"It can be pretty miserable, because it can give diarrhea that can last for days," Parise said.
The first reported cases occurred in Iowa, which has been hardest hit with 146 people falling ill so far. The first cases came in late June, with more infections reported through July.
Other states reporting large numbers of infections are Nebraska, with 81 cases, and Texas, with 113 cases.
It takes about a week for people who are infected to become sick.
Marshall said there may be more cases of cyclospora infection out there than people realize.

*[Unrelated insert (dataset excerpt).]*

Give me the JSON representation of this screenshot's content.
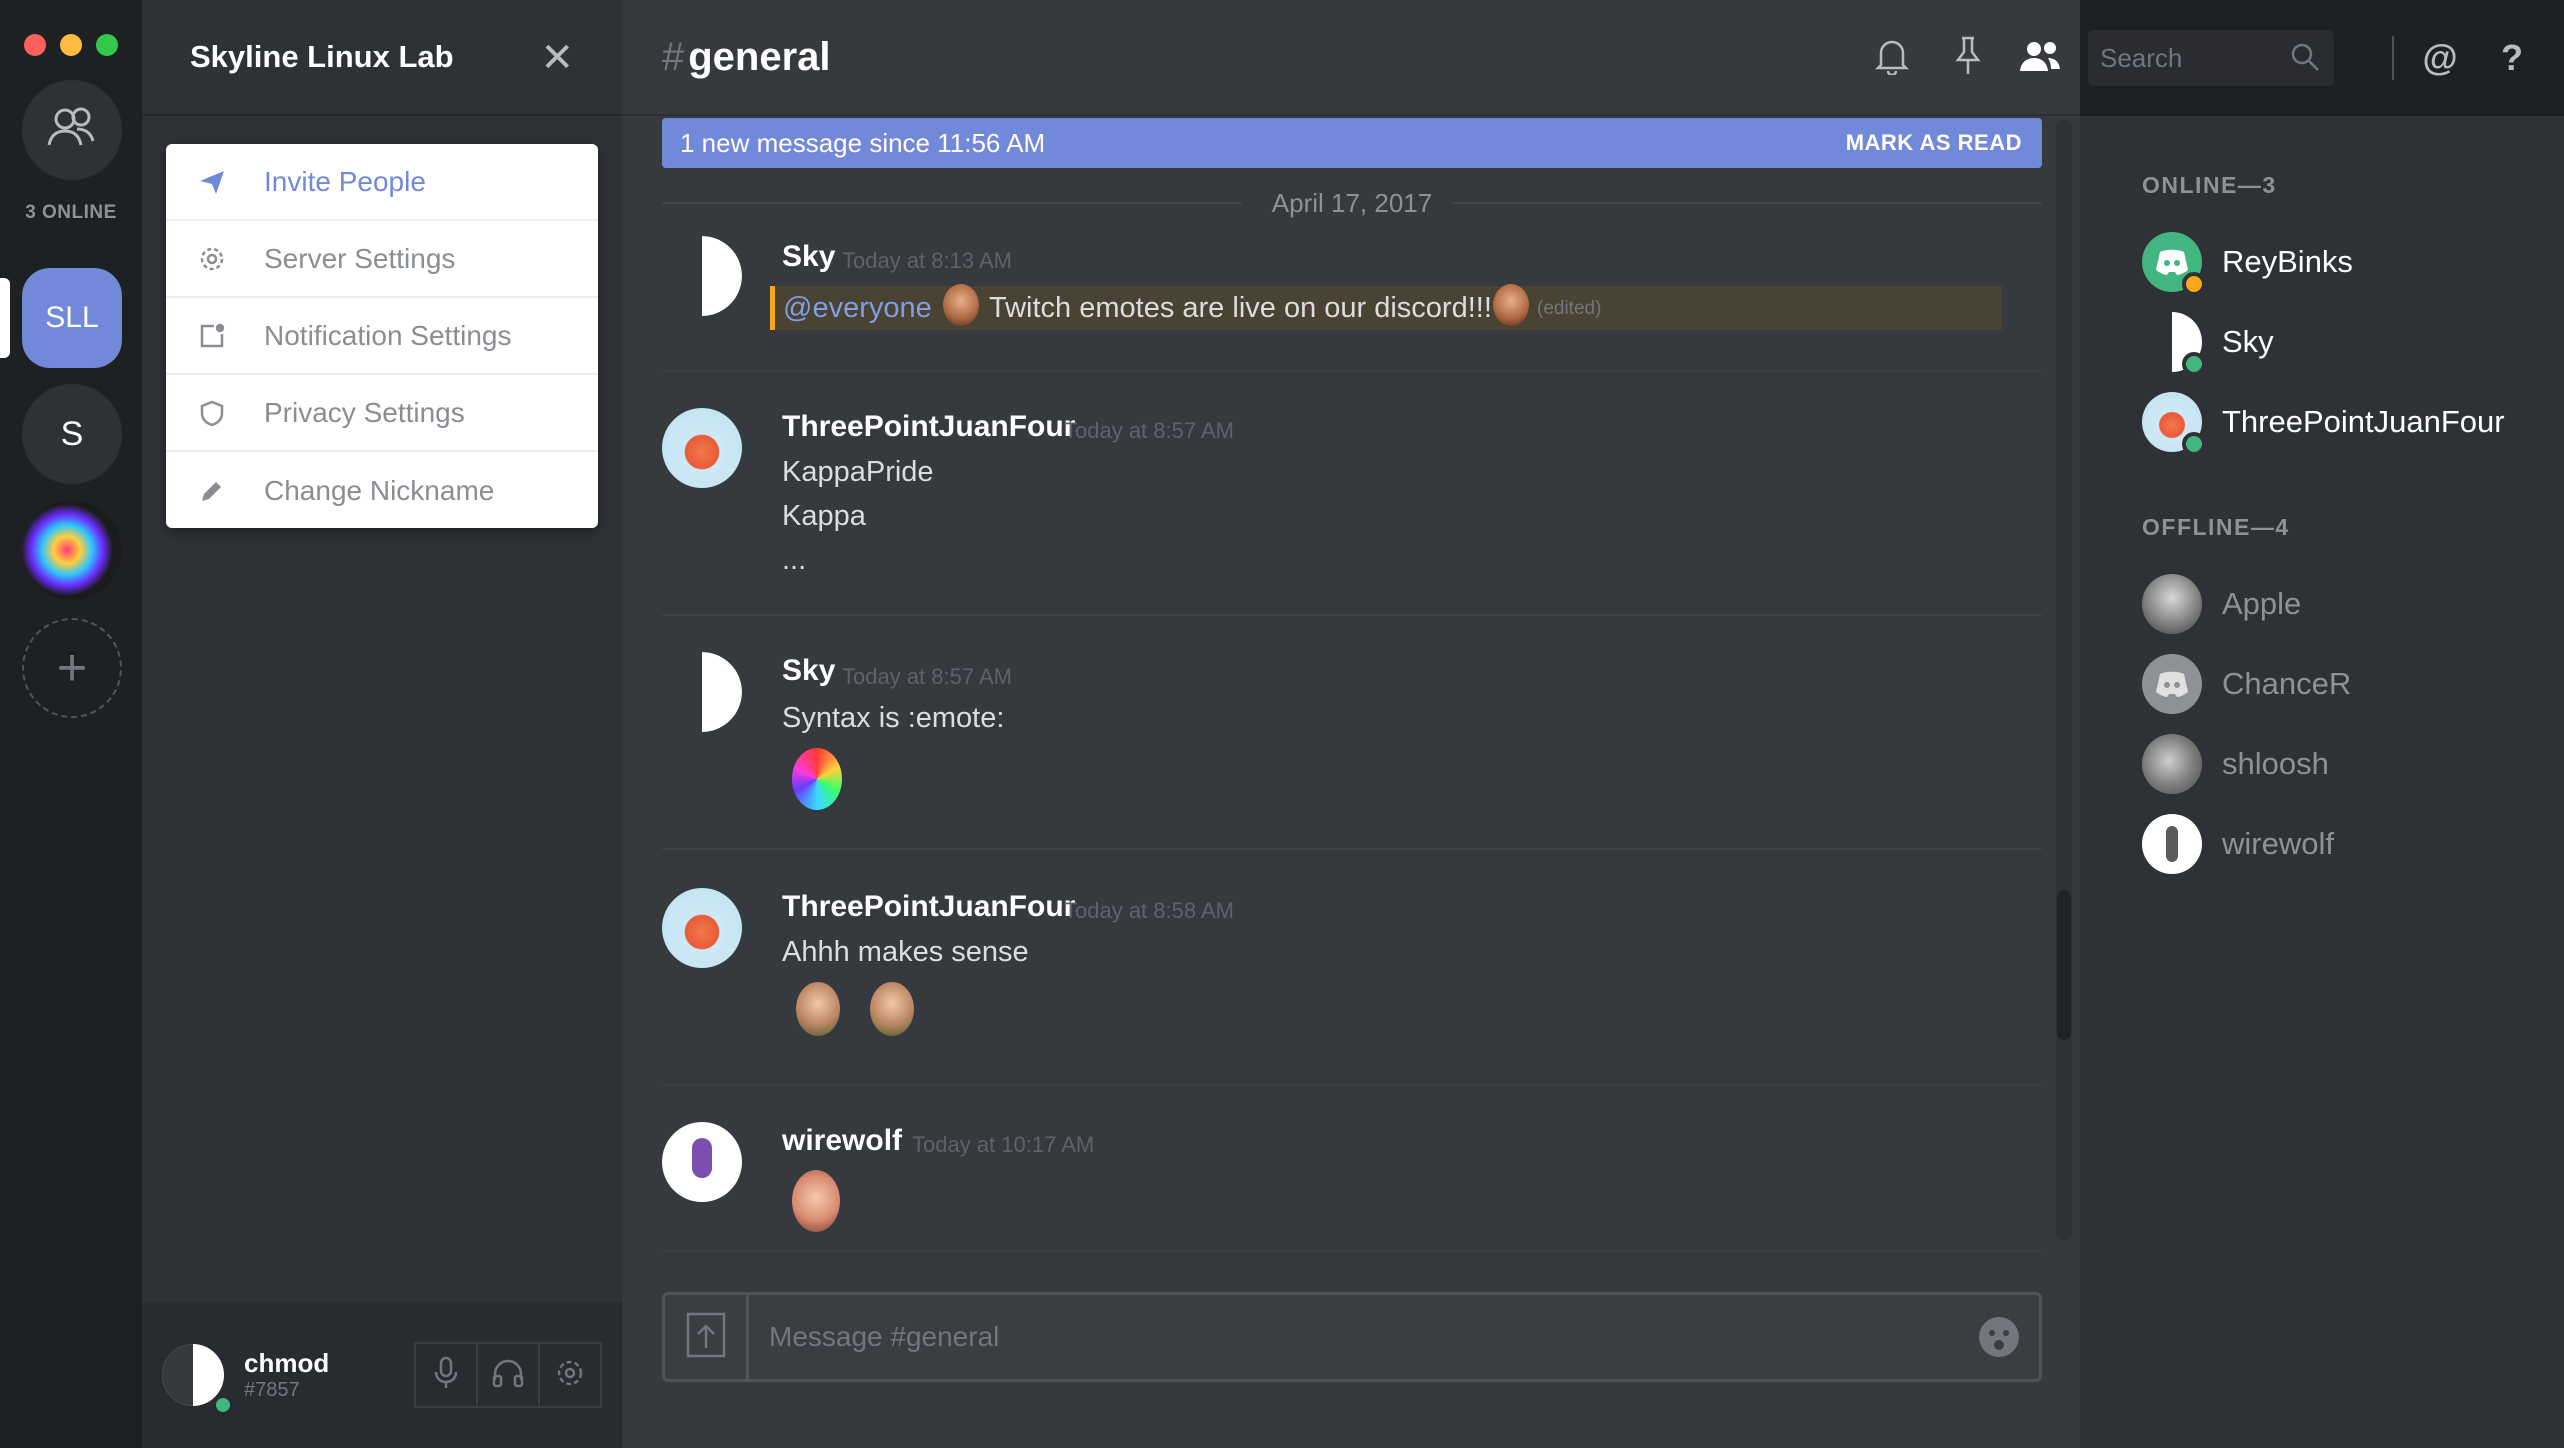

It is possible, "that most occurrences go unreported as many people wouldn't recognize the symptoms as any different than a common stomach bug," he explained.
Dr. Thomas Frieden, CDC director, urged people who have suffered from diarrhea for longer than a couple of days to be tested for cyclospora.
"If not treated, symptoms can last from a few days to a month or longer, go away and then return later," Marshall said. "Cyclospora can be treated with an antibiotic combination of trimethoprim-sulfamethoxazole [Bactrim]."
The best option, however, is to avoid the bug altogether.
"The safest way to protect oneself and one's family is to always rinse fresh produce under water, and even put vegetables in a cold water bath ahead of time to properly clean them," Marshall advised.
One expert stressed that the wash-your-produce rule includes pre-packaged salads.
"Wash all your fruits and salads before ingesting," said Dr. Salvatore Pardo, vice chairman of the emergency department at Long Island Jewish Medical Center in New Hyde Park, NY. "My hunch is the public does not do this to "prepackaged" salad, which is normally purchased for convenience and dumped into the bowl since it tends to be free from particles -- dirt, sand, critters -- one would normally find in locally picked ingredients."
Earlier outbreaks of cyclospora have been traced back to fruits and vegetables imported from tropical regions like Latin America and Southeast Asia, where the parasite is common, Parise said.